I became a wife at 18, a teacher at 19, and a mother at 21. But what about writer? I've had a goal of becoming published by 25 since I was about 13. Now that I'm closing in on 23, this is seeming like an impossible goal. In my mind, I now say things like, "Maybe I'll have an agent by 25," or, "Maybe I'll have a contract by 25." Published by 25 is quickly seeming impossible. On my more pessimistic days, I think, "Maybe I'll have a manuscript finished and ready to query by 25." Those are usually the days when I have not even been able to fold laundry because of the twins. The days when it's 4 pm, the bed isn't made, the sink is piled high with dishes, the twins are cranky, and I'm wondering if I'm going to manage to get out of my pajamas before hubby gets home from work and/or school.

Sometimes, on really bad days like today, I wonder if I'm even a writer. If I even have the right to be a writer. Because what right do I have to spend my precious free time writing when I have so many other things I should and could be doing?

I have a confession: I haven't seriously worked on The Hostage Heart in almost a month. Yes, I know I have claimed to be "editing." But I finally realized the other day: I'm not editing. I'm avoiding. Avoiding finishing. Avoiding trying. Avoiding failure.
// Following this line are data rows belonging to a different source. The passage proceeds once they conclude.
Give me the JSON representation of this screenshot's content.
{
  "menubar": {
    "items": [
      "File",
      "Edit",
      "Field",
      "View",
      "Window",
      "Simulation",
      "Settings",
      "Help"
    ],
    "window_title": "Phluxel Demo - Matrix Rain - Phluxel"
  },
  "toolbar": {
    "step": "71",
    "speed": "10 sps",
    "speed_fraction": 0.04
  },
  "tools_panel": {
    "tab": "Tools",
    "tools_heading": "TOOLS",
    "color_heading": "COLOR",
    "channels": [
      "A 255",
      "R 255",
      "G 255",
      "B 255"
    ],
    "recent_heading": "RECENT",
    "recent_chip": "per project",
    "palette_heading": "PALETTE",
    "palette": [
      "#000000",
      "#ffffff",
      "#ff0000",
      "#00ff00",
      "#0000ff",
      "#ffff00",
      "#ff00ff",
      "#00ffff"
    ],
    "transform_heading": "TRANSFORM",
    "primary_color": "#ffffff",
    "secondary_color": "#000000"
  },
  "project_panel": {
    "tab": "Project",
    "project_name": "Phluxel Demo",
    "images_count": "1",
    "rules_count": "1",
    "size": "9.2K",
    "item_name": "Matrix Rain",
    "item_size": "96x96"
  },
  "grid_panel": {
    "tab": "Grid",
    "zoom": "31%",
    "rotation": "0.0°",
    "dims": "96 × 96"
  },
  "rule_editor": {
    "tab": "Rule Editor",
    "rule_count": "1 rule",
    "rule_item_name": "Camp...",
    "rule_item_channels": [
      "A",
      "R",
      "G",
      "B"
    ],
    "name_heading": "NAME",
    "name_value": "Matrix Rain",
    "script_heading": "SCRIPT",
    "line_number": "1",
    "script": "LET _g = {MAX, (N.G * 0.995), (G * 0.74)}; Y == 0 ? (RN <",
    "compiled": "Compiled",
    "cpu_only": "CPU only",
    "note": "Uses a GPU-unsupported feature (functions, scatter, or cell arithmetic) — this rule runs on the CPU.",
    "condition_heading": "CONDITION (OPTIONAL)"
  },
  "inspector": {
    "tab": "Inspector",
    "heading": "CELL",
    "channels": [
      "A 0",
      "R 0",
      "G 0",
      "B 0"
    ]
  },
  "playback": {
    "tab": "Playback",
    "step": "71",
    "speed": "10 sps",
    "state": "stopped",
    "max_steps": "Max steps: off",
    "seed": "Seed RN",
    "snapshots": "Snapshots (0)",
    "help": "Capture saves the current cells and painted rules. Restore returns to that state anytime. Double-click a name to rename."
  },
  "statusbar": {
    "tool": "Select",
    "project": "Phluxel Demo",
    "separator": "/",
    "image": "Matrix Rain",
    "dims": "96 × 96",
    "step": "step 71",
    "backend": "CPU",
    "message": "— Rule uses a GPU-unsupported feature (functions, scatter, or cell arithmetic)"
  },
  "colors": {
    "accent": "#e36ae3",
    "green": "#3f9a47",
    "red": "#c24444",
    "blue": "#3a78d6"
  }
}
Because I am scared I will fail. It feels weird to admit it. I've always been a fairly confident person, and until my husband and I struggled with infertility I had never encountered a problem I couldn't fix just by sheer will power and hard work.

Writing is kind of like infertility in some ways, now that I think about it. I am putting my heart out there on the line, and it's all up to someone else whether or not my dreams come true. Oh sure, I know I can self-publish. Indie is a great way to go for lots of writers. But not for me. I need someone else to validate my worth as a writer. I need that publisher's stamp of approval.

And that's scary. Because what if I'm wasting all this time writing when I should be making awesome gourmet meals and keeping my house spotlessly clean? I could be canning or hand making baby clothes or something. What if I fail? What if I'm really not any good at this whole writing thing? What if I just plain suck?

I'm being dramatic. I know I'm being dramatic. I do that a lot; I have earned the title of Drama Queen through hard work and dedication. But still. What if...?

It's true; faith and fear cannot coexist. And my fear of failure has paralyzed my writing and made it impossible for me to press forward. I need to sit back, take a deep breath, and have a little faith in myself. I need to give myself some credit.

My personal motto is, "I can do hard things." And I can. I have done hard things, time and time again. This is another hard thing I can do--overcome my fear of failing and actually write something worth publishing. I can do it. I will do it.

August is going to be a more productive writing month than July. It has to be.